Marcel Borowski, Johannes Zagermann, Clemens N. Klokmose, Harald Reiterer, and Roman Rädle. 2020. Exploring the Benefits and Barriers of Using Computational Notebooks for Collaborative Programming Assignments. In Proceedings of the 51st ACM Technical Symposium on Computer Science Education (SIGCSE '20). DOI: 10.1145/3328778.3366887
Marcel Borowski, Roman Rädle, and Clemens N. Klokmose. 2018. Codestrate Packages: An Alternative to “One-Size-Fits-All” Software. In Extended Abstracts of the 2018 CHI Conference on Human Factors in Computing Systems (CHI EA '18). DOI: 10.1145/3170427.3188563
Publications of other projects I was involved in:
Maximilian Dürr, Marcel Borowski, Carla Gröschel, Ulrike Pfeil, Jens Müller, and Harald Reiterer. 2021. KiTT - The Kinaesthetics Transfer Teacher: Design and Evaluation of a Tablet-based System to Promote the Learning of Ergonomic Patient Transfers. In Proceedings of the 2021 CHI Conference on Human Factors in Computing Systems (CHI '21). DOI: 10.1145/3411764.3445496
Maximilian Dürr, Ulrike Pfeil, Jens Müller, Marcel Borowski, Carla Gröschel, and Harald Reiterer. 2019. Learning Patient Transfers with Technology: A Qualitative Investigation of the Design Space. In Proceedings of Mensch und Computer 2019 (MuC '19). DOI: 10.1145/3340764.3340784
Moritz Skowronski, Jonathan Wieland, Marcel Borowski, Daniel Fink, Carla Gröschel, Daniel Klinkhammer, and Harald Reiterer. 2018. Blended Museum: The Interactive Exhibition “Rebuild Palmyra?”. In Proceedings of the 17th International Conference on Mobile and Ubiquitous Multimedia (MUM 2018). DOI: 10.1145/3282894.3289746

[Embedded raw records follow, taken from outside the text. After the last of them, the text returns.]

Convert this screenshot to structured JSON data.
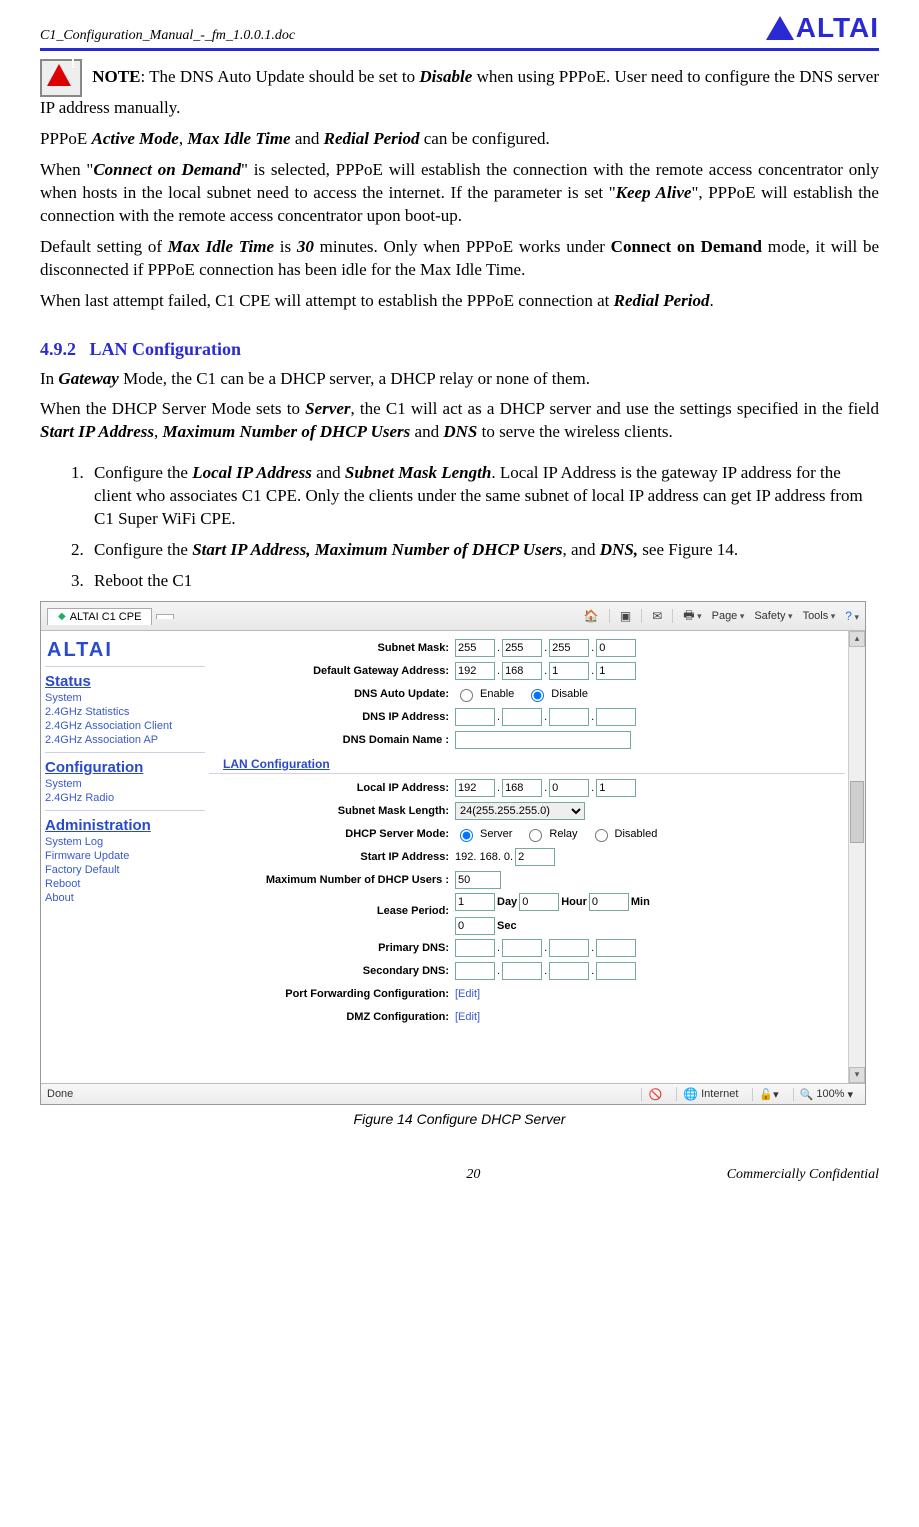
{
  "doc": {
    "filename": "C1_Configuration_Manual_-_fm_1.0.0.1.doc",
    "brand": "ALTAI",
    "page_number": "20",
    "confidential": "Commercially Confidential"
  },
  "content": {
    "note_label": "NOTE",
    "note_text_1": ": The DNS Auto Update should be set to ",
    "note_disable": "Disable",
    "note_text_2": " when using PPPoE. User need to configure the DNS server IP address manually.",
    "p2_a": "PPPoE ",
    "p2_active": "Active Mode",
    "p2_b": ", ",
    "p2_idle": "Max Idle Time",
    "p2_c": " and ",
    "p2_redial": "Redial Period",
    "p2_d": " can be configured.",
    "p3_a": "When \"",
    "p3_cod": "Connect on Demand",
    "p3_b": "\" is selected, PPPoE will establish the connection with the remote access concentrator only when hosts in the local subnet need to access the internet. If the parameter is set \"",
    "p3_keep": "Keep Alive",
    "p3_c": "\", PPPoE will establish the connection with the remote access concentrator upon boot-up.",
    "p4_a": "Default setting of ",
    "p4_idle": "Max Idle Time",
    "p4_b": " is ",
    "p4_30": "30",
    "p4_c": " minutes. Only when PPPoE works under ",
    "p4_cod": "Connect on Demand",
    "p4_d": " mode, it will be disconnected if PPPoE connection has been idle for the Max Idle Time.",
    "p5_a": "When last attempt failed, C1 CPE will attempt to establish the PPPoE connection at ",
    "p5_redial": "Redial Period",
    "p5_b": ".",
    "sec_num": "4.9.2",
    "sec_title": "LAN Configuration",
    "p6_a": "In ",
    "p6_gw": "Gateway",
    "p6_b": " Mode, the C1 can be a DHCP server, a DHCP relay or none of them.",
    "p7_a": "When the DHCP Server Mode sets to ",
    "p7_srv": "Server",
    "p7_b": ", the C1 will act as a DHCP server and use the settings specified in the field ",
    "p7_sip": "Start IP Address",
    "p7_c": ", ",
    "p7_max": "Maximum Number of DHCP Users",
    "p7_d": " and ",
    "p7_dns": "DNS",
    "p7_e": " to serve the wireless clients.",
    "step1_a": "Configure the ",
    "step1_lip": "Local IP Address",
    "step1_b": " and ",
    "step1_sml": "Subnet Mask Length",
    "step1_c": ". Local IP Address is the gateway IP address for the client who associates C1 CPE. Only the clients under the same subnet of local IP address can get IP address from C1 Super WiFi CPE.",
    "step2_a": "Configure the ",
    "step2_sip": "Start IP Address, Maximum Number of DHCP Users",
    "step2_b": ", and ",
    "step2_dns": "DNS,",
    "step2_c": " see Figure 14.",
    "step3": "Reboot the C1"
  },
  "screenshot": {
    "tab_title": "ALTAI C1 CPE",
    "toolbar": {
      "page": "Page",
      "safety": "Safety",
      "tools": "Tools"
    },
    "sidebar": {
      "logo": "ALTAI",
      "status_hdr": "Status",
      "status_items": [
        "System",
        "2.4GHz Statistics",
        "2.4GHz Association Client",
        "2.4GHz Association AP"
      ],
      "config_hdr": "Configuration",
      "config_items": [
        "System",
        "2.4GHz Radio"
      ],
      "admin_hdr": "Administration",
      "admin_items": [
        "System Log",
        "Firmware Update",
        "Factory Default",
        "Reboot",
        "About"
      ]
    },
    "labels": {
      "subnet_mask": "Subnet Mask:",
      "default_gw": "Default Gateway Address:",
      "dns_auto": "DNS Auto Update:",
      "dns_ip": "DNS IP Address:",
      "dns_domain": "DNS Domain Name :",
      "lan_hdr": "LAN Configuration",
      "local_ip": "Local IP Address:",
      "sml": "Subnet Mask Length:",
      "dhcp_mode": "DHCP Server Mode:",
      "start_ip": "Start IP Address:",
      "max_users": "Maximum Number of DHCP Users :",
      "lease": "Lease Period:",
      "pdns": "Primary DNS:",
      "sdns": "Secondary DNS:",
      "portfwd": "Port Forwarding Configuration:",
      "dmz": "DMZ Configuration:"
    },
    "values": {
      "subnet_mask": [
        "255",
        "255",
        "255",
        "0"
      ],
      "default_gw": [
        "192",
        "168",
        "1",
        "1"
      ],
      "dns_auto_enable": "Enable",
      "dns_auto_disable": "Disable",
      "local_ip": [
        "192",
        "168",
        "0",
        "1"
      ],
      "sml_option": "24(255.255.255.0)",
      "dhcp_server": "Server",
      "dhcp_relay": "Relay",
      "dhcp_disabled": "Disabled",
      "start_ip_prefix": "192. 168. 0.",
      "start_ip_last": "2",
      "max_users": "50",
      "lease_day_v": "1",
      "lease_day": "Day",
      "lease_hour_v": "0",
      "lease_hour": "Hour",
      "lease_min_v": "0",
      "lease_min": "Min",
      "lease_sec_v": "0",
      "lease_sec": "Sec",
      "edit": "[Edit]"
    },
    "status": {
      "done": "Done",
      "internet": "Internet",
      "zoom": "100%"
    }
  },
  "figure_caption": "Figure 14    Configure DHCP Server"
}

I am also interested in photography in my free time. You can find my photos and artistic work on my photography website.